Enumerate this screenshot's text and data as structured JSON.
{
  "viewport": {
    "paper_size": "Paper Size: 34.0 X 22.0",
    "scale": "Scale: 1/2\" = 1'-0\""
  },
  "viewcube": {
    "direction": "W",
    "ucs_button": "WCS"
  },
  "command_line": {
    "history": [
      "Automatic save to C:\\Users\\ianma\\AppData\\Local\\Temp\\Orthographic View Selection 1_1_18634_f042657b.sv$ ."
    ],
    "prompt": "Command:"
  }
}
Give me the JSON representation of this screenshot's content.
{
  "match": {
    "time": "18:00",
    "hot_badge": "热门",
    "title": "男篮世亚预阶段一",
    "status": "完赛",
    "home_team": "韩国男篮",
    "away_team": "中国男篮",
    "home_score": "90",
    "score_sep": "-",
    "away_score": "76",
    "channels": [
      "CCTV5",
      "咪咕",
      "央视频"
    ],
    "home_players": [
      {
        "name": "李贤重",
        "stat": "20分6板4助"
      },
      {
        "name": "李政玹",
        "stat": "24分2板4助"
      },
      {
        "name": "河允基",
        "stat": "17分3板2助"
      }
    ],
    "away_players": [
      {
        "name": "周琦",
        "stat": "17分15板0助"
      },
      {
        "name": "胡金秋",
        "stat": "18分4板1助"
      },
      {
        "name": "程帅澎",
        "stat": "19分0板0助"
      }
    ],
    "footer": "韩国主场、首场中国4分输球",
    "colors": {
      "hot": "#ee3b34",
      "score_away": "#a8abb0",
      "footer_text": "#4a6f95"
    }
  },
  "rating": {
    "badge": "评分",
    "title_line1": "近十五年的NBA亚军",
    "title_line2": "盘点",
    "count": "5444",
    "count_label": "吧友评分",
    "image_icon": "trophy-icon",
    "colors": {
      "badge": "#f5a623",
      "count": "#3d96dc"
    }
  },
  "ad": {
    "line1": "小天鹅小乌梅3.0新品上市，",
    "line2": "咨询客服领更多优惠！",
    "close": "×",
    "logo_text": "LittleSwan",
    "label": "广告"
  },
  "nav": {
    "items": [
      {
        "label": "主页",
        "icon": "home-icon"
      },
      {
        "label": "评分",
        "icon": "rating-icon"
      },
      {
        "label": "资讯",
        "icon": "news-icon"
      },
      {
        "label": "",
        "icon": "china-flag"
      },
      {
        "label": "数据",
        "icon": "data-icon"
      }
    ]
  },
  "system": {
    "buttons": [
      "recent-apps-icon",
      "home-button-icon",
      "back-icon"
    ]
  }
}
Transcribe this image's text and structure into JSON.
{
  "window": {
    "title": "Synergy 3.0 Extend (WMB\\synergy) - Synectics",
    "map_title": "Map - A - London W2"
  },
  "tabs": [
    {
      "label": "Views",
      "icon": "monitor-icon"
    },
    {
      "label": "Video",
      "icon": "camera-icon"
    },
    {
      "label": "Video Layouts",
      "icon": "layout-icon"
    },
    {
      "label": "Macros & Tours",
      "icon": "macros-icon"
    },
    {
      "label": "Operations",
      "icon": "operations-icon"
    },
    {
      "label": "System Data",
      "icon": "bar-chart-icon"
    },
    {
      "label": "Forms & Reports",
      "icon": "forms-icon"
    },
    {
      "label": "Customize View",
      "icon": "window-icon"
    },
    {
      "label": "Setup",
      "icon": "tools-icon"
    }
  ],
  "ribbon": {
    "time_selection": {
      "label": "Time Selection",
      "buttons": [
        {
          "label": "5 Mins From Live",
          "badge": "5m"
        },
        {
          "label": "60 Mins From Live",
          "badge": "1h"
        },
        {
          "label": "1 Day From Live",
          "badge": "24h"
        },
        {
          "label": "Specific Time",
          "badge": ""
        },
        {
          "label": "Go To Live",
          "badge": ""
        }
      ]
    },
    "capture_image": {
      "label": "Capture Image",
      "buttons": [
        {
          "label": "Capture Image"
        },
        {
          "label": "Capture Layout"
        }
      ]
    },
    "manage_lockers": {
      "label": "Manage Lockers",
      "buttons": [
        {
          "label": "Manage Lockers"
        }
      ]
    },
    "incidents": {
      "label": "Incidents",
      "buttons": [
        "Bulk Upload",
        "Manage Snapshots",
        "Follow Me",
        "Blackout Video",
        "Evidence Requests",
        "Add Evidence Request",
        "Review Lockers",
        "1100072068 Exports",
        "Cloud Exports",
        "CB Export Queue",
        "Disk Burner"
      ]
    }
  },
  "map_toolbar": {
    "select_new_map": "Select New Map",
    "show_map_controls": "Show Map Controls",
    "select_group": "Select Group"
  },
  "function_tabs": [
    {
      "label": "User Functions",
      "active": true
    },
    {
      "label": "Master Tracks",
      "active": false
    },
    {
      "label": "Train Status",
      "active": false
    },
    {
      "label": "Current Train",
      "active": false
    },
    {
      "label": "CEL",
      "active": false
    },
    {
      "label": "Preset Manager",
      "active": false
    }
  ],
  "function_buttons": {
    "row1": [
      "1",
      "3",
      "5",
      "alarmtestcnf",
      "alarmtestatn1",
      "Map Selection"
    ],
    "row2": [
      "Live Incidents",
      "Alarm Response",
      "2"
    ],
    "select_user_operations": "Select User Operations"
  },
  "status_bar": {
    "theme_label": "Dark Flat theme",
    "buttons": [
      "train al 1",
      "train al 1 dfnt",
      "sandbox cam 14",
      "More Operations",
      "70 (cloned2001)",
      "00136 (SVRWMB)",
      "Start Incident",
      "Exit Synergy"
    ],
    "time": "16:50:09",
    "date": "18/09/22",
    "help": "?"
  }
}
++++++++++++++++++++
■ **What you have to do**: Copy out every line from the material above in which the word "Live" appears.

■ **Answer to this problem**:
          "label": "5 Mins From Live",
          "label": "60 Mins From Live",
          "label": "1 Day From Live",
          "label": "Go To Live",
      "Live Incidents",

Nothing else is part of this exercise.